The Wolf That House Built, OKeh/Epic CD EK 64254
"The world's first ambient dub blues project!"
In spite of samples of blues masters Howlin' Wolf, Leadbelly, and Son House on
two tracks, and in spite of the "ambient dub blues" claim quoted above (which
appears on the CD cover), this ain't the blues. Near as I can tell, there isn't
a single song which follows the twelve-bar blues pattern that has served as a
mainspring of jazz, rhythm'n'blues, rock'n'roll, and country. Moreover, it
doesn't feel remotely like the blues.
There's plenty of throb'n'bob, mattress-spring bass, spacy effects, and, of
course, a good beat. The samples of real blues musicians are well-integrated
into the mix, although too few and far between. (And the fake sampled blues
vocals by Gary Williams on "Crossroads" are embarrassing.) The first cut, "Ride
On," with the Wolf and Leadbelly drifting in and out, shows real promise, but
the majority of the album goes in a different, less successful direction.
It's closer to soul. "The Time Has Come" is indistinguishable from a hundred
'70s era slow soul tunes, with rich male voices in harmony (Skip McDonald
overdubbed, I assume), and lyrics like "Angel come a calling, to keep the man
from falling, A whole life trying to find, the answer to my prayer." Not bad,
but not the blues.
All of it is pleasant enough, for background music or slow throbby dancing. The
playing and singing is smooth, the real drums are a nice touch, and the
production is nothing if not polished. So, maybe I expected too much. But a
real ambient dub blues is not hard to imagine. A blues song often sounds as
though it has no real beginning nor end, so we are simply dropping in somewhere
during its infinite lifetime. Adrian Sherwood's prolific crew (African Head
Charge, Dub Syndicate, Tackhead, etc.) might have been just the folks to create
a pretty cool album that played off that feeling. But that's not this formulaic
album. -- Glenn Brooks
Skip McDonald, guitar, vocals, keyboards, bass, programming; Doug Wimbish, bass
guitar; Keith LeBlanc, acoustic drums; Talvin Singh, tablas; various
percussion; Paul Beckett, programming.
Produced by Adrian Sherwood and Skip McDonald; engineered by Paul Beckett and

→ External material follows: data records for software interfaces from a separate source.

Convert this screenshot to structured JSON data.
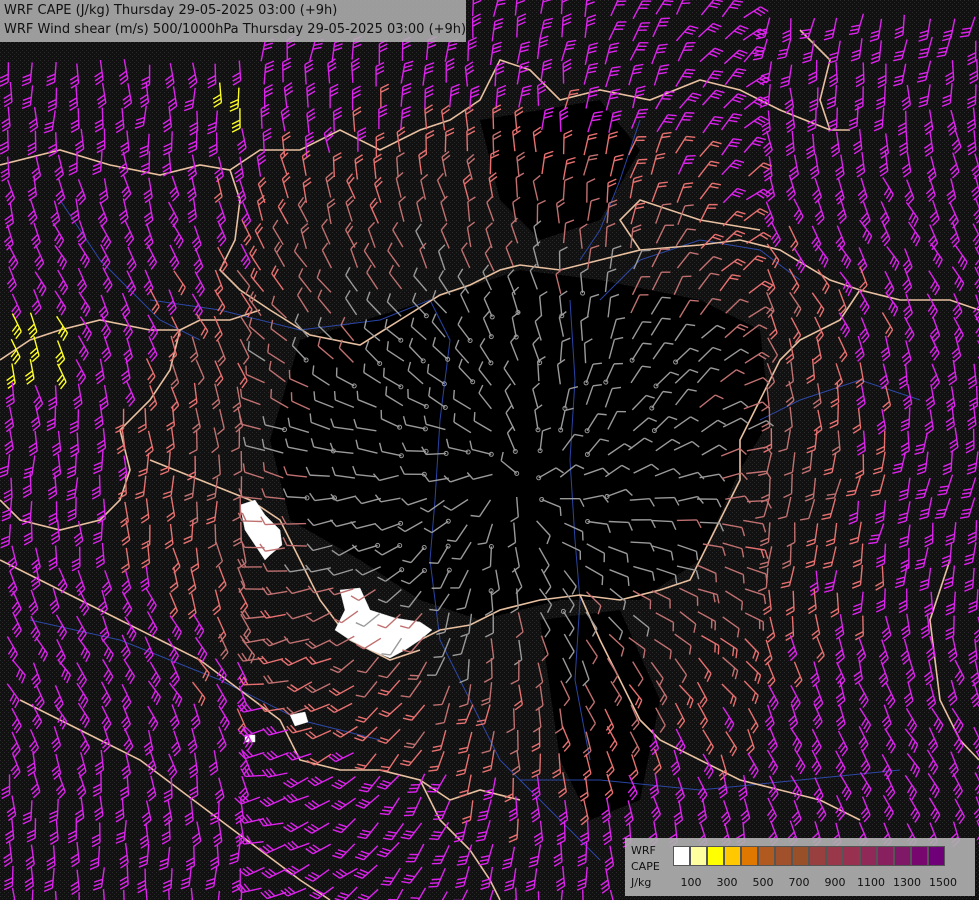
{
  "titles": {
    "line1": "WRF CAPE (J/kg) Thursday 29-05-2025 03:00 (+9h)",
    "line2": "WRF Wind shear (m/s) 500/1000hPa Thursday 29-05-2025 03:00 (+9h)"
  },
  "legend": {
    "head1": "WRF",
    "head2": "CAPE",
    "head3": "J/kg",
    "colors": [
      "#ffffff",
      "#ffffa0",
      "#ffff00",
      "#ffc800",
      "#e07800",
      "#b05a20",
      "#a0502a",
      "#985028",
      "#984040",
      "#983848",
      "#983050",
      "#902858",
      "#882060",
      "#801868",
      "#780870",
      "#700078"
    ],
    "ticks": [
      "100",
      "300",
      "500",
      "700",
      "900",
      "1100",
      "1300",
      "1500"
    ]
  },
  "field": {
    "barb_colors": {
      "low": "#9a9a9a",
      "mid": "#c07070",
      "high": "#e87070",
      "strong": "#dd22ee",
      "extreme": "#ffff22"
    },
    "border_color": "#e8c0a0",
    "river_color": "#3355cc",
    "cape_patch_color": "#ffffff"
  }
}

Alan Branch. 1994 release. (63:48)
The Time Has Come
Never Turn Back, Parts 1 & 2
Another Sinful Day
Out in the Rain and Cold
Hear My Cry
Wake the Town